═════ Task input
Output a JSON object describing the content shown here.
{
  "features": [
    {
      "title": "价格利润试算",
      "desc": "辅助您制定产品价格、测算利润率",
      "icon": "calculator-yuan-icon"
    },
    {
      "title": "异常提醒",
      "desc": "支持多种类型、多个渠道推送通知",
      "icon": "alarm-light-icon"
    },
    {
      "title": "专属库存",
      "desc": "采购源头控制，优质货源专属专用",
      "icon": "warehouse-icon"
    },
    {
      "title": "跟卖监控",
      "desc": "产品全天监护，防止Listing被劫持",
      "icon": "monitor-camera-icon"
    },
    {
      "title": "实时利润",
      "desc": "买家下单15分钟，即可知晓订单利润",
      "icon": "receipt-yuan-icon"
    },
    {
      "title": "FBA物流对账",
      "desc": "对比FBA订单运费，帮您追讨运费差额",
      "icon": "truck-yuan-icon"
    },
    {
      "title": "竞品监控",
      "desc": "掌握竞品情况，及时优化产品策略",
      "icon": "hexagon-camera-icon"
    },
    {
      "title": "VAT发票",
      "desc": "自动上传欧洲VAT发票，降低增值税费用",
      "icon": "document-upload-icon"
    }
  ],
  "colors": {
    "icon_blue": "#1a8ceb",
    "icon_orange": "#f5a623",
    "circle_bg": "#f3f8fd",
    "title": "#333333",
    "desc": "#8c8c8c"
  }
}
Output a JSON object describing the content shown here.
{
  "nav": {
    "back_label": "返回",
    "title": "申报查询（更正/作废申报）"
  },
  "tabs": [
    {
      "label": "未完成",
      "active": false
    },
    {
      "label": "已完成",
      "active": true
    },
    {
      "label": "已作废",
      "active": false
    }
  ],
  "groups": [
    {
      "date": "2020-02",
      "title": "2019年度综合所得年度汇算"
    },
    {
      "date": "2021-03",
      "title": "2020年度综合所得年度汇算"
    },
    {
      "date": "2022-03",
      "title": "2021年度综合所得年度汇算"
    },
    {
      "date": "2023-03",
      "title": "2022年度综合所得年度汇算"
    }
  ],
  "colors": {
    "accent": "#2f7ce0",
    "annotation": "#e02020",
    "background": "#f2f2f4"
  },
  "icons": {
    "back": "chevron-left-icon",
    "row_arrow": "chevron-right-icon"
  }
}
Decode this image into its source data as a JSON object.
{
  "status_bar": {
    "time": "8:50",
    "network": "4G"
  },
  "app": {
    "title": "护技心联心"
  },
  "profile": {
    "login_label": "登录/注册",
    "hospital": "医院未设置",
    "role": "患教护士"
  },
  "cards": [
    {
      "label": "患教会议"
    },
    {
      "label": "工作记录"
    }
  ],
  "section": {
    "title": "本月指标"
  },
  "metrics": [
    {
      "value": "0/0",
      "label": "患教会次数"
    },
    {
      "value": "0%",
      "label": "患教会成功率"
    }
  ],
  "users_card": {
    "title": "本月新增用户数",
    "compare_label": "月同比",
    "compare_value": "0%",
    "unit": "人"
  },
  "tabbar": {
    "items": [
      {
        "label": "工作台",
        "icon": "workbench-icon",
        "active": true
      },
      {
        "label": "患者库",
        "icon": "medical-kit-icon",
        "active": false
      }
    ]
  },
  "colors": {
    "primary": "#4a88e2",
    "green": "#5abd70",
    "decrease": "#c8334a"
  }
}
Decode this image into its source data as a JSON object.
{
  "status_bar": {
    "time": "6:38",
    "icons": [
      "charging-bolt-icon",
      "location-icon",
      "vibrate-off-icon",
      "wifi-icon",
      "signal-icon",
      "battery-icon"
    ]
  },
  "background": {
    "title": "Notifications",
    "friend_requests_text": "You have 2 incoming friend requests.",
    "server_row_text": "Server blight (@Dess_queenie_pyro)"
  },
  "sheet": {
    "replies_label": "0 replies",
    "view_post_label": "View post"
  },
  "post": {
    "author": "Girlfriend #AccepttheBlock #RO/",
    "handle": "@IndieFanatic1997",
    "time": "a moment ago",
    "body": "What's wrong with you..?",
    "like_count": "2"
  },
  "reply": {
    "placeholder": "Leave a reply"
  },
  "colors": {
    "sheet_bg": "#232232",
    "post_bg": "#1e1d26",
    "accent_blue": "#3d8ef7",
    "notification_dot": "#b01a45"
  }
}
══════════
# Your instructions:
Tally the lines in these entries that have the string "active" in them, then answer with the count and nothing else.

# Written response:
5